A heartrending thread that recurs throughout the film looks in on a small Stage IV breast-cancer support group, whose members feel alienated and removed from our pinkwashed society -- for them, there is no more hope, and they feel left out of the whole “feel good” aspect of the culture. While this certainly packs an emotional punch, the focus on this group feels a little tacked on. Likewise, the occasional interstitials showing jauntily cartoonish versions of the endless array of pink-ribbon products clash uncomfortably with the otherwise somber tone of the film.

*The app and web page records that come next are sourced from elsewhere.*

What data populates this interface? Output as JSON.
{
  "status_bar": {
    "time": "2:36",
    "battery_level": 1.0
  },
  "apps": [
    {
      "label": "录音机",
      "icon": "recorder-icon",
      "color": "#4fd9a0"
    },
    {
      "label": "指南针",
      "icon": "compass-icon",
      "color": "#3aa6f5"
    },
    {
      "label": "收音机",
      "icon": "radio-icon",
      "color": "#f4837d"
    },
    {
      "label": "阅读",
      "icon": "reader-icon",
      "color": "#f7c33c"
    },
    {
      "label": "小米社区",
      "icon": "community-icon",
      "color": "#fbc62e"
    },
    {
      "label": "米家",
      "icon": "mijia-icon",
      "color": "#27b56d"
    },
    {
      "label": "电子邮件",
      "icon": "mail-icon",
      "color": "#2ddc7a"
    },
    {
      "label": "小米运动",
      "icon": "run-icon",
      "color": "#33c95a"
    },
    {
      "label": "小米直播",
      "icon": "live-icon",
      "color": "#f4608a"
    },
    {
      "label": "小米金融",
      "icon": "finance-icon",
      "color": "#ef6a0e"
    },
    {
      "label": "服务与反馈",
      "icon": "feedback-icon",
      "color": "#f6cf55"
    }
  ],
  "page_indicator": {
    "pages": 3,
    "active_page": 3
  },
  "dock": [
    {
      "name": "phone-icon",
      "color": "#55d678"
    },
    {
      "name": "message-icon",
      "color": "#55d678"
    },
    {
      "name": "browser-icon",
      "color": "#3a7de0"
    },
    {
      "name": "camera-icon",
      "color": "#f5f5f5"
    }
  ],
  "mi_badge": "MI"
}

Anyone who has a strong family history of breast cancer, or who has participated in a fundraiser or bought a pink-ribbon-festooned product, may begin watching the film with some trepidation -- will they feel a sense of shame for having contributed to the “machine?” In reality, one almost wishes for a for a bit more condemnation -- while the filmmakers obviously don’t want to alienate the target audience, which is almost certainly the same demographic that is most prone to the disease, it seemed like they played it just a little too safe. On the one hand, it could be looked at as a “let the viewer decide” approach, but anyone who’s made a donation to the multitude of causes out there has already had the nagging “where is the money really going?” thought, even if only subconsciously. The film ends with the feeling that Pool should have worked harder to convince us that radical change is needed. There’s just a bit too much inconclusiveness to the admittedly intertwined, yet ultimately separate threads.
Perhaps a balanced presentation of the facts is the best way to go, though, for such a complicated issue. All of the participants, regardless of position, agree on the basics -- most people involved ultimately have good intentions and truly want to eradicate the disease once and for all. It’s just that getting to that point is the toughest thing to figure out. A short clip during the end credits perhaps best sums up the inevitable ambivalence of the situation (and the film) as a woman states after a moment’s thought: “When I see a pink ribbon, I don’t feel anything.” leave a comment --Sarah Block
While not exactly a straight-up expose of the breast-cancer “industry,” Lea Pool’s documentary